Housing Market Concerns
The weakening housing market is generating some of the concern about the economic outlook. Although existing home sales managed anemic month-over month increases in October and November, sales for both months lagged significantly behind the year-ago pace. The annual gap was 7 percent in November and 5.1 percent in October. The November dip was the largest annual decline in seven years, according to the National Association of Realtors (NAR).
Inventory levels improved in November, BUT most of the improvement was at the upper end of the market. “There is still a housing shortage for affordable homes that many moderate to middle-income families will be looking for,” Lawrence Yun, the NAR’s chief economists, told the Wall Street Journal.
Pending home sales, measured by a National Association of Realtors (NAR) index fell again in November, registering the 11th consecutive month year-over-year decline.
Single-family home construction, which has been limping all year, declined for the third consecutive month, the Commerce Department reported, falling nearly 13 percent below the year-ago pace. Builder sentiment, measured by a National Association of Home Builders (NAHB) index, fell to its lowest level since May of 2015.
Choke or Hiccough?
Rising mortgage rates and higher home prices continue to batter the housing market, widening the affordability gap that is keeping many prospective homebuyers on the sidelines and leading some analysts to view the negative housing reports as closer to a choke than a hiccough.
"I definitely think we're in a correction," said John Burns, CEO of John Burns Real Estate Consulting, told CNBC. "Sales, according to our survey last month, were down 19 percent year over year. ... I would call that a correction.”
An unexpected dip in mortgage rates at year-end and a slowing in the rate at which home prices are rising may ease the affordability squeeze, analysts say - -but not much. Mortgage rates are still well above their year-ago rate, and home prices are still rising faster than incomes. Instead of helping to power the economy, as it has in the past, housing may become a drag on growth, some analysts fear.
“The best-case scenario” for housing is “a soft landing,” Ralph McLaughlin, deputy chief economist at CoreLogic Inc. suggests in a recent client note.
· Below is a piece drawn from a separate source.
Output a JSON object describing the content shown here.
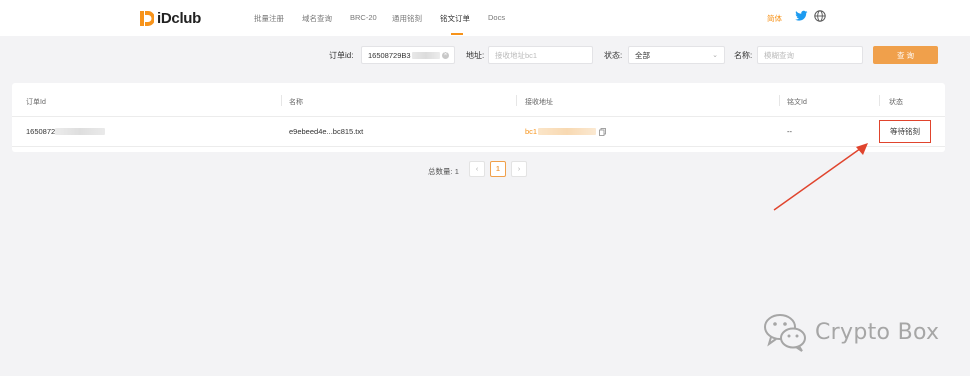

The worst-case scenario is considerably worse than that.
“The housing sector is stuck in neutral,” an analysis in CBS MarketWatch concludes. “The question now is whether it can regain some momentum in the new year.”